REQUIRED WORK ▸ If a line holds the word "jobs", copy it from the entries.
# # # #
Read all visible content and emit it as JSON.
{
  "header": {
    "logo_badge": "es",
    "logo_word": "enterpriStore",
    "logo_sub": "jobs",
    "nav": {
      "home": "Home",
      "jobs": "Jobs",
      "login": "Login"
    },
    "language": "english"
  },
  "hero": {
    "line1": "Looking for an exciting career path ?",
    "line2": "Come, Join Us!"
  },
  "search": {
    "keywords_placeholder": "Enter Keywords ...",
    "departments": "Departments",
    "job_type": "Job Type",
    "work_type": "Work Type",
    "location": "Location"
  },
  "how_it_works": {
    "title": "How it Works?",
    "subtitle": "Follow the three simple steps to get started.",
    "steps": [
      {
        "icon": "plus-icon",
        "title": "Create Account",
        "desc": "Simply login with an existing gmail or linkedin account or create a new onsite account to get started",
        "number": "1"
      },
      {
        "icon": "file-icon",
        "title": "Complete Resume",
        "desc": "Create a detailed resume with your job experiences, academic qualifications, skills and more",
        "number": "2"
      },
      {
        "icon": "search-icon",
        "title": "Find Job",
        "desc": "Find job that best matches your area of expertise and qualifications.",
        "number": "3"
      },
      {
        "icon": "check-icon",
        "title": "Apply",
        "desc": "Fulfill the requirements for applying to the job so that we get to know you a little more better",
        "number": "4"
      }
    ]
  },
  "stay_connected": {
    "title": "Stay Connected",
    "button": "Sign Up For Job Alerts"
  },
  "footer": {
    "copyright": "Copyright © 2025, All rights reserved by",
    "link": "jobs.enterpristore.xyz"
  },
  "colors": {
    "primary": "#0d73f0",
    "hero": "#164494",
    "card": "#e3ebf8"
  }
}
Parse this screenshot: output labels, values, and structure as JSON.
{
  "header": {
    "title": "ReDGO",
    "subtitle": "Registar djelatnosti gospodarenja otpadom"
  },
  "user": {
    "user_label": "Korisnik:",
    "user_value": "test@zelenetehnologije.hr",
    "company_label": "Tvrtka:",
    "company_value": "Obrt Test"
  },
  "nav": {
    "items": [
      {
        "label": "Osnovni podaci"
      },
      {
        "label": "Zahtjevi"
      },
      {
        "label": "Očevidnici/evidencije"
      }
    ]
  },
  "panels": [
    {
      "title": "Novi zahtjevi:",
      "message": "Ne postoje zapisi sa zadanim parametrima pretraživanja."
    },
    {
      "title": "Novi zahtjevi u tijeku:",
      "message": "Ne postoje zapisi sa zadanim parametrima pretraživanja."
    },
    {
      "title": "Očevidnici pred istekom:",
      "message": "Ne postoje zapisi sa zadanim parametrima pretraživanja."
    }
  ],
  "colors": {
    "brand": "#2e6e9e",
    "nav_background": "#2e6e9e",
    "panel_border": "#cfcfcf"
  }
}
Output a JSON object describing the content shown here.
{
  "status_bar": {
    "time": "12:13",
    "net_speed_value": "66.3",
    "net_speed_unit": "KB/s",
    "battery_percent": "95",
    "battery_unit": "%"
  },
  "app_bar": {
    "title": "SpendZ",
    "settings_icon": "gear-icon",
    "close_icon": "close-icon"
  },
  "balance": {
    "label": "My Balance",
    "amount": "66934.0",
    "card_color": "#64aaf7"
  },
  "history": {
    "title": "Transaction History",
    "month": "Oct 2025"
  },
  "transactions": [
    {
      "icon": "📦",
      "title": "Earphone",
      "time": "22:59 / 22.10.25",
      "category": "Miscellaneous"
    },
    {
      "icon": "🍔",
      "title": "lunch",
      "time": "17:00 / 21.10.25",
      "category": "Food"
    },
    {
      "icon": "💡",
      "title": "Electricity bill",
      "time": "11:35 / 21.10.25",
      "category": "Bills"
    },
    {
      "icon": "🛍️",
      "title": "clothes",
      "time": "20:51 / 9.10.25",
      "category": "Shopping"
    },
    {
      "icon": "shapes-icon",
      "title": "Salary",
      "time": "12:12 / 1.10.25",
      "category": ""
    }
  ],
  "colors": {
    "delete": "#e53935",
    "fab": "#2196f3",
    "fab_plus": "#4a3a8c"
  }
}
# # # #
THE ANSWER ▸
    "logo_sub": "jobs",
      "jobs": "Jobs",
    "link": "jobs.enterpristore.xyz"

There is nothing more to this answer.